The City Council of Honolulu, Hawaii has decided to halt a vote on a bill that could have a serious economic impact on small businesses. Legislation recently introduced by Councilmember Stanley Chang sought to ban all forms of polystyrene foam foodservice items, which many restaurants, eateries and street vendors use for serving food and beverage items to customers every day. Foam products are generally the preferred single-use item in regards to food and beverage because they provide many amenities that consumers find appealing, and are an affordable product in the competitive foodservice industry.
The vote to implement Chang’s polystyrene foam ban has been postponed so that the council can take some time to understand exactly what a ban of this type would mean for their constituents. Several restaurateurs gathered at a June meeting of the committee on public works and sustainability to discuss how the ban would affect the bottom lines of their businesses. Many are frustrated that polystyrene foam alternative products, such as paper items, may cost nearly double or triple the amounts they are currently paying. Among the attendees was Harris Sukita, the owner of the Simply Ono lunchwagon, who noted that his business has been taking regulatory hits for many years. Sukita stated that should the bill be passed, his restaurants would be forced to make budget cuts somewhere, stating, “We can’t keep on biting the bullet. It’s either going to be service, food quality, or employees that we’re going to have to cut back on.”
Advocates of the foam ban often cite health concerns as a reason to avoid foam, but the science does not support this stance. Critics often confuse three words – styrene, polystyrene, and Styrofoam®- and use them interchangeably when they talk about the health concerns surrounding foam, but the three products are fundamentally different from one another. Styrene is an odorless and colorless liquid compound that occurs naturally in foods such as wheat, beef, strawberries, and coffee beans. FDA-approved polystyrene (the product behind the proposed foam ban) is a solid material that is derived from styrene, and it has been deemed safe for use in foodservice products for more than 50 years.
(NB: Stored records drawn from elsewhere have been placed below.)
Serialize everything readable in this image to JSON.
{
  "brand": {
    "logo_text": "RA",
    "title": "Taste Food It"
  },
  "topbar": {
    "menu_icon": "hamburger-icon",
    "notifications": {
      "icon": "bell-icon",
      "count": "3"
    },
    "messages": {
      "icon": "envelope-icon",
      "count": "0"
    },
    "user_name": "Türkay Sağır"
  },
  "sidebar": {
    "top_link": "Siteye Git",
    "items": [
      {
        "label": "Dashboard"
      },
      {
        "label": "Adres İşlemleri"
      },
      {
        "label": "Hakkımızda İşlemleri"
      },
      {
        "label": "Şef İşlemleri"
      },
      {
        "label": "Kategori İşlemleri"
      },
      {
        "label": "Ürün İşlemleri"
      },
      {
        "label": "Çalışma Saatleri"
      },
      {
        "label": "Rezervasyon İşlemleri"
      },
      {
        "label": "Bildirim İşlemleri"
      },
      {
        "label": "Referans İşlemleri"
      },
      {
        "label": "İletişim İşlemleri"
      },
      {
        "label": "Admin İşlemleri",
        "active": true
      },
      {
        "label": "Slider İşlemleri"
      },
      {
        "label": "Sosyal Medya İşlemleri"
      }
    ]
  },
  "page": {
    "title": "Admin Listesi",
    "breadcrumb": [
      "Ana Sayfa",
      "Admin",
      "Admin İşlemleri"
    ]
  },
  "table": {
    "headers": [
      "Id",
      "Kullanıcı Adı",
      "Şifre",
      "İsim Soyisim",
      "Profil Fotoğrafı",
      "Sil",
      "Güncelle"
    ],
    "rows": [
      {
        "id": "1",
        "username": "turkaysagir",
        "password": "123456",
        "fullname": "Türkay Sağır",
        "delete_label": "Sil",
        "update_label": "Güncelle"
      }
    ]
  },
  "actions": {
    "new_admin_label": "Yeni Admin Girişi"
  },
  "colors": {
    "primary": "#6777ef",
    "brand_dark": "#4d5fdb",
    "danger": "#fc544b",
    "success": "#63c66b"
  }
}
Styrofoam® is a material that is a registered trademark of the Dow Chemical Company, and it should not be confused with polystyrene foam. Polystyrene foam has never been linked to cancer or other health problems and has long been considered safe by authoritative regulatory agencies such as the U.S. Food & Drug Administration and the European Commission/European Food Safety Authority.
Critics of single-use foam foodservice containers also point to the dangers that these items pose to marine life when they find their way into the ocean. Hawaii cares deeply about its famous waters and marine life, which is why the City Council of Honolulu is evaluating its anti-litter education programs as a way to reform consumer behavior and keep trash out of the ocean. Improper trash disposal is a consumer behavior problem that can be mitigated through anti-littering programs as well as a comprehensive analysis of the city’s existing waste management system.
Instead of passing the measure, the Honolulu public works and sustainability committee decided to defer the vote for further research and evaluation of single-use food service containers. The committee is expected to take into account the environmental challenges that foam alternatives, such as paper products, present: Hawaii lacks a commercial composting facility and, as a result, would be sending these alternative foodservice materials to HPOWER, Oahu’s energy-from-waste facility. Foam refuse is currently sent to HPOWER as well, where it is converted to energy far more efficiently than other materials due to its high air composition (up to 95%). Foam products are also manufactured locally in Hawaii, which gives them a favorable environmental footprint compared to alternative materials that need to be shipped to the island. The committee will consider these environmental realities in addition to the economic challenges that a foam ban in Hawaii presents.